Many details together produce a convincing overall concept when they are optimally coordinated. The engineers in Cannstatt followed this philosophy in developing the Mercedes 35 PS. The first modern motorcar was thus produced as a coherent system with the internal combustion engine as its powerful beating heart. The top speed was 75 km/h, and, with a lightweight sports body, nearly achieved 90 km/h – unparalleled performance at the time. The lightweight design was also a contributing factor to this performance: in its racing variant, the Mercedes 35 PS weighed 1,000 kilograms – 400 kilograms lighter than the 23 PS “Phoenix” racing car.
On 4 January 1901, less than two weeks after the first Mercedes 35 PS had been delivered, the “L’Automobile-Revue du Littoral” magazine published an article that said: “The place to catch new developments at present is not Paris, but Nice. The first Mercedes car built at the Cannstatt workshops has arrived in Nice and its owner, Mr Jellinek, has obligingly allowed all the drivers to take a look at it. It has to be said that the Mercedes car is very, very interesting. This remarkable vehicle will be a fearsome competitor in the races in 1901.”
On a technical level, the Mercedes 35 PS is rightly regarded as the first modern motorcar: it made the leap from the era of the horse-drawn carriage into the motorcar age and gave the motorcar its own distinct form.
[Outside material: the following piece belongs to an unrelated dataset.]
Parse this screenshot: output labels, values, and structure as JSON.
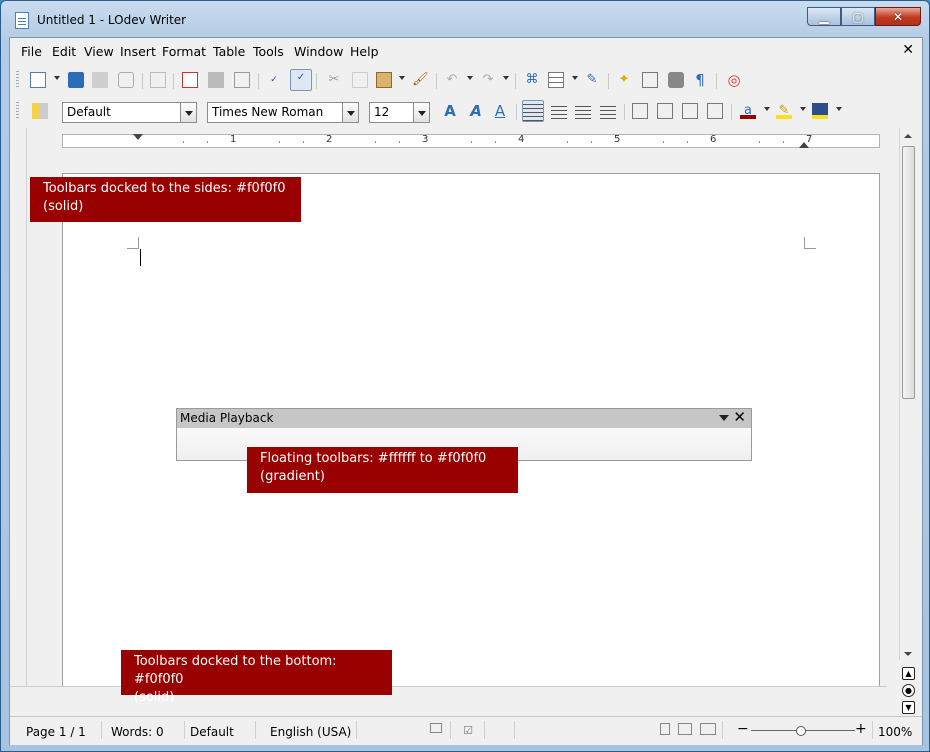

And in 1901 it also produced the anticipated victories in diverse racing categories in Nice. In 1901, the Nice–La Turbie hillclimb, which had been shortened to 15.5 kilometres, was won by Wilhelm Werner in a new record time at an average speed of 51.4 km/h in the two-seater racing car category, ahead of Albert “Georges” Lemaître (both driving a Mercedes 35 PS). Werner’s car belonged to Henri de Rothschild and participated under the pseudonym “Dr Pascal”, as in the previous year. The category of six-seater cars was won by driver Thorn at an average speed of 42.7 km/h, also in a Mercedes 35 PS.
Among the other successes at Nice Week in 1901 was Werner’s victory in the Nice–Salon–Nice endurance race over 392 kilometres on 25 March, in which he clocked up an average speed of 58.1 km/h. This went down in history as the first ever racing victory by a Mercedes motorcar. In the mile race on the Promenade des Anglais, Werner attained a top speed of 86.1 km/h for the flying-start kilometre. And finally, in the record-breaking attempts which also formed part of the five-day event, Claude Loraine-Barrow set a new world record for one mile from a standing start, averaging 79.7 km/h in a Mercedes 35 PS.
At a stroke, these successes established Daimler-Motoren-Gesellschaft as the leading manufacturer of sporty and luxurious motorcars. Jellinek proved adept at translating the given potential into successful sales. During Nice Week of 1901 he had Werner parade the winning vehicle in front of the assembled spectators, now fitted out as a four-seater vehicle with an additional rear bench. This had the desired effect of numerous orders for the businessman. Additional racing triumphs, such as in the Semmering race in September 1901, further underscored the Mercedes vehicle’s potential. Thus began Daimler-Motoren-Gesellschaft’s success story as a business enterprise, too.